So why, then, is there a need for hyperscale storage? It’s a new storage approach created to address differing storage needs. Hyperscale computing is a distributed computing environment in which the storage controller and array are separated. As its name implies, hyperscale is the ability of an architecture to scale quickly as greater demands are made on the system. This kind of scalability is required in order to build big data or cloud systems; it’s what Internet giants like Amazon and Google (News - Alert) use to meet their vast storage demands. However, software-defined storage now enables many enterprises to enjoy the benefits of hyperscale.

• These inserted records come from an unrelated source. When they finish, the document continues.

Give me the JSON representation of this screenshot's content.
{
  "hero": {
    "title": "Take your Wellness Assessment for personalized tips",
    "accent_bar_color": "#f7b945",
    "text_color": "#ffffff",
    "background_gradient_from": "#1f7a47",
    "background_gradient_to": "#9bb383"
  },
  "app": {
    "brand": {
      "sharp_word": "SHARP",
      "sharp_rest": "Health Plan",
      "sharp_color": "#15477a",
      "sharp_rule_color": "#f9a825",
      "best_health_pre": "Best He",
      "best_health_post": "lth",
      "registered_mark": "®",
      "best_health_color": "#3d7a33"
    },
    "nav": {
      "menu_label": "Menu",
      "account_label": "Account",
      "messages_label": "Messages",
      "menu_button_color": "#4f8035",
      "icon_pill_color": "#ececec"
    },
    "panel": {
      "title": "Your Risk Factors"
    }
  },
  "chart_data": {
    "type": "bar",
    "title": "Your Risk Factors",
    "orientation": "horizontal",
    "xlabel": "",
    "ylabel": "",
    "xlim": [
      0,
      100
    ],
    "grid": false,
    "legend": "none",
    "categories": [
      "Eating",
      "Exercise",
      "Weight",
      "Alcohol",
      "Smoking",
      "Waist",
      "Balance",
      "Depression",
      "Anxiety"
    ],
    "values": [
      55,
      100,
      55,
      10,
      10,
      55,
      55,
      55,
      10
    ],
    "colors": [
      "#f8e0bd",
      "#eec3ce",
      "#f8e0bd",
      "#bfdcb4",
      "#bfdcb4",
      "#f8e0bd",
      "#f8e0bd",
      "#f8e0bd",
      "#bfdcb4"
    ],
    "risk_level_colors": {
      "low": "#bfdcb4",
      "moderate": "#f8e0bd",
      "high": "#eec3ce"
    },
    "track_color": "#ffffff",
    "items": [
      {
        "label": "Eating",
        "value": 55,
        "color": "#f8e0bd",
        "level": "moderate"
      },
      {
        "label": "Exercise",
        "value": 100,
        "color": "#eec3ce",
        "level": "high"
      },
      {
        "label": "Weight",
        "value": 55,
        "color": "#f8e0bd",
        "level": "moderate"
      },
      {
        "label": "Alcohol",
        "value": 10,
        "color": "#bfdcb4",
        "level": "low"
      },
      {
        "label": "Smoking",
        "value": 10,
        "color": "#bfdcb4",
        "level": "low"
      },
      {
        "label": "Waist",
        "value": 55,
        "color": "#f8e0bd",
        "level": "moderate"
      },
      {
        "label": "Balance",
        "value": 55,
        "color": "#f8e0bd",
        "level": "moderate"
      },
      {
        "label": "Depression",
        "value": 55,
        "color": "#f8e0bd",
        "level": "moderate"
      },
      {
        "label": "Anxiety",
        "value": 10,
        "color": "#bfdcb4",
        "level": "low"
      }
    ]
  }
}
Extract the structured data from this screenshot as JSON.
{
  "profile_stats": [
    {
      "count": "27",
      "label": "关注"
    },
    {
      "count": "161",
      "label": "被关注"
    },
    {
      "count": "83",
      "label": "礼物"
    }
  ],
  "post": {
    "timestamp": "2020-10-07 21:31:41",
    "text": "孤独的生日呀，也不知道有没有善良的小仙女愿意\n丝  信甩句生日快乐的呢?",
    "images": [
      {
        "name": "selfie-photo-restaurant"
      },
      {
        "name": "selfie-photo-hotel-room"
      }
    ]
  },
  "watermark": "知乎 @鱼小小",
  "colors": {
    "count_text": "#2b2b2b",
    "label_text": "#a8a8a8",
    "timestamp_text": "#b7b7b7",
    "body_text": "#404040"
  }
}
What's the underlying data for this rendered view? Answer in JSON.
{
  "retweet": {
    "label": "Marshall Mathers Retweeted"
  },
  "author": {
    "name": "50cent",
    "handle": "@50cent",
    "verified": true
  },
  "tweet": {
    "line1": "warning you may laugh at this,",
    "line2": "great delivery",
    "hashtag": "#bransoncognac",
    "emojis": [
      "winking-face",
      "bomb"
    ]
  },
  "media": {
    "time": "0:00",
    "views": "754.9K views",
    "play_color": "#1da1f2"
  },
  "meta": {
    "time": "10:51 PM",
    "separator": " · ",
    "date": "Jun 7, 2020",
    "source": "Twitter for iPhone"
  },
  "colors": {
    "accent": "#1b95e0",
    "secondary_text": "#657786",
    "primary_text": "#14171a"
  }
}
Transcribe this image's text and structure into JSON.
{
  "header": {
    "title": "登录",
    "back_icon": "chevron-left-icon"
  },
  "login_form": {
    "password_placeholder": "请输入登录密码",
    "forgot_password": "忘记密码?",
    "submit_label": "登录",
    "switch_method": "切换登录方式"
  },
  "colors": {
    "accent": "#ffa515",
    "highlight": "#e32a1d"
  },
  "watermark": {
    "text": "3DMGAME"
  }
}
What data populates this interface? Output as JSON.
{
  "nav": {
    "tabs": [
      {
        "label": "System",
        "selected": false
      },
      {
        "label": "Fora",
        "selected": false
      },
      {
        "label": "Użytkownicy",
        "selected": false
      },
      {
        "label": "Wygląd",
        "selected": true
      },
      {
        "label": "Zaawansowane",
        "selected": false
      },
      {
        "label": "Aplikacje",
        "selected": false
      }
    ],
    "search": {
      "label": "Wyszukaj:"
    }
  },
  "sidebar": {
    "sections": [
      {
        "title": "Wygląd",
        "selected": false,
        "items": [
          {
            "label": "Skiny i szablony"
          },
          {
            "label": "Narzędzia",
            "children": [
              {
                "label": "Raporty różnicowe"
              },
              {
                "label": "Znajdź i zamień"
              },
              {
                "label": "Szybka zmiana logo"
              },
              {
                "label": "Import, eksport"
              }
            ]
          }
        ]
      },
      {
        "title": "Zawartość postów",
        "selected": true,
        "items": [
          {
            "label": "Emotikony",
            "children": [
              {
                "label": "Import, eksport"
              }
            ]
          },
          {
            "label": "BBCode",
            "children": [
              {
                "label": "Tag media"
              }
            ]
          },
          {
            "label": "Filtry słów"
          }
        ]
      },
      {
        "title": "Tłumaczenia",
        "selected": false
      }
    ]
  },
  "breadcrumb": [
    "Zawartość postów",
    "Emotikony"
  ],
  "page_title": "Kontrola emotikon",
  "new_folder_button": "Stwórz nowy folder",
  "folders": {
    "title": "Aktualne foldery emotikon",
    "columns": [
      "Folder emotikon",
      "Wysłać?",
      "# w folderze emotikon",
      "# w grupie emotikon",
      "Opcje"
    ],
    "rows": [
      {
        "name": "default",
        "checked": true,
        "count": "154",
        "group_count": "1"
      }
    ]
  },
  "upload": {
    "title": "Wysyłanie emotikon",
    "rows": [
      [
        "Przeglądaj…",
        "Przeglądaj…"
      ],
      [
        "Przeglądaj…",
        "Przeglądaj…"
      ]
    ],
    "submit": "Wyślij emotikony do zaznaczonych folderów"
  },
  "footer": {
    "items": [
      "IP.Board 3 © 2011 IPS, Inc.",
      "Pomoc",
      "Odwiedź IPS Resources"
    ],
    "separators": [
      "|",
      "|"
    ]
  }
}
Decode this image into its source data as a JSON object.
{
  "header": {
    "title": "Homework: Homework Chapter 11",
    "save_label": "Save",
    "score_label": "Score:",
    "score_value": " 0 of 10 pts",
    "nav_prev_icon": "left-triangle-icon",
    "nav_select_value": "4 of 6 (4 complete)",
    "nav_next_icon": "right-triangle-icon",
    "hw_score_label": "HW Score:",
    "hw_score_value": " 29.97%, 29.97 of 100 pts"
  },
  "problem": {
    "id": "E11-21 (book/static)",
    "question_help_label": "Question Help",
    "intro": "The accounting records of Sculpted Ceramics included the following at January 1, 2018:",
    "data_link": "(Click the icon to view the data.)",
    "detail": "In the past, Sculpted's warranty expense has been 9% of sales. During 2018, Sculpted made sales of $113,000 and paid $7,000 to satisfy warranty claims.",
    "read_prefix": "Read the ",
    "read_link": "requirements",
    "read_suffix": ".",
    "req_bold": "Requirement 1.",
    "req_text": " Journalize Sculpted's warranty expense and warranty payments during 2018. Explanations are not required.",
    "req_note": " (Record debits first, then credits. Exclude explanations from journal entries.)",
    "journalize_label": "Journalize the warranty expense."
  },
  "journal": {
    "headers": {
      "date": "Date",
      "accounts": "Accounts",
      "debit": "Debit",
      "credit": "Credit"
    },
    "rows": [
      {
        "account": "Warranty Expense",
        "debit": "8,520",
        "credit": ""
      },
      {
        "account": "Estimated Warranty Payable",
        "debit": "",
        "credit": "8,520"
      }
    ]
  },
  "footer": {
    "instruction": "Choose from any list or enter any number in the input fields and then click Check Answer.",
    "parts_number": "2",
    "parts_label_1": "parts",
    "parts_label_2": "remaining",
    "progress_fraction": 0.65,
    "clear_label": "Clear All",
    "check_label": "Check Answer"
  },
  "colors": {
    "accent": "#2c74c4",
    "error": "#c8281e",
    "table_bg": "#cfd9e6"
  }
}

One of these benefits is reduced total cost of ownership, since commodity servers are typically used and a data center can have millions of virtual servers without the added expense that this number of physical servers would require. Data center managers want to get rid of refrigerator-sized disk shelves that use NAS and SAN solutions, which are difficult to scale and very expensive. With hyper solutions, it is easy to start small and scale up as needed. Using standard servers in a hyper setup creates a flattened architecture. Less hardware needs to be bought, and it is less expensive. Hyperscale enables organizations to buy commodity hardware. Hyperconverged goes one step further by running both elements—compute and storage—in the same commodity hardware. It becomes a question of how many servers are necessary.
Hyperconverged or Hyperscale? Your Choice
Running a hyperconverged storage model is essentially having one box with everything in it; hyperscale has two sets of boxes, one set of storage boxes and one set of compute boxes. It just depends what the architect wants to do, according to the needs of the business. A software-defined storage solution would take over all the hardware and turn it into a type of appliance, or it could be run as a VM – which would make it a hyperconverged configuration.
Fortunately, this is not an either-or proposition. Data center architects can employ a combination of hyperconverged and hyperscale infrastructures to meet their needs. Because those needs will change, and the flexibility that software-defines storage enables will continue to help organizations effectively manage whatever lies on the horizon in terms of data requirements. And these hyper solutions will do so in a cost-effective way as well – icing on the storage cake.